▶ **Problem statement**:
Each line of the data below that contains "http" must be copied.

▶ **Data extracts**:

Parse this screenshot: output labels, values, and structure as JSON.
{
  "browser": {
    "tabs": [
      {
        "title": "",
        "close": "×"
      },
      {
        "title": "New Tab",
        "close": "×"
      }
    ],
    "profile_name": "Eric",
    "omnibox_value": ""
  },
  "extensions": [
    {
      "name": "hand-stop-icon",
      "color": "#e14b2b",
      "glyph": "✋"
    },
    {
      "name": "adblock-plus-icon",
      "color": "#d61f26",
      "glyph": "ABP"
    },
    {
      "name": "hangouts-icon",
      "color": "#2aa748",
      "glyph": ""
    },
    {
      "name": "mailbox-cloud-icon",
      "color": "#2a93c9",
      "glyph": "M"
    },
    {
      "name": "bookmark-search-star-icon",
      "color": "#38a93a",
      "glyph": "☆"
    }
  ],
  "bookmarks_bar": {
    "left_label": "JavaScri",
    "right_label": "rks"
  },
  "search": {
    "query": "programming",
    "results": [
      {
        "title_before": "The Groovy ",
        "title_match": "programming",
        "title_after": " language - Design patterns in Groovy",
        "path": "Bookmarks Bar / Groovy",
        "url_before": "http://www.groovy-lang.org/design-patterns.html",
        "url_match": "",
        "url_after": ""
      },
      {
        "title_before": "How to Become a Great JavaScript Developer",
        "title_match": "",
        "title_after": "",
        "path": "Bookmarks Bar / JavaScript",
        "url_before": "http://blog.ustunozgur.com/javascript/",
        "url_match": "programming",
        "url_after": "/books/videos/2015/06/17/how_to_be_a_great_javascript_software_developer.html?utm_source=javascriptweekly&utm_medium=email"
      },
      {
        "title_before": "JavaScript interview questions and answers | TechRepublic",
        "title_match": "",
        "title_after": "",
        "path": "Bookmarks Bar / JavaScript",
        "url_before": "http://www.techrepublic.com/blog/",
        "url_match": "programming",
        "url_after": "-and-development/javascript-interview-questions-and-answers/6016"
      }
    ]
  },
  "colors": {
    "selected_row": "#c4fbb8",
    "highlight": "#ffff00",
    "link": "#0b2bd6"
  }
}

▶ **Reply**:
        "url_before": "http://www.groovy-lang.org/design-patterns.html",
        "url_before": "http://blog.ustunozgur.com/javascript/",
        "url_before": "http://www.techrepublic.com/blog/",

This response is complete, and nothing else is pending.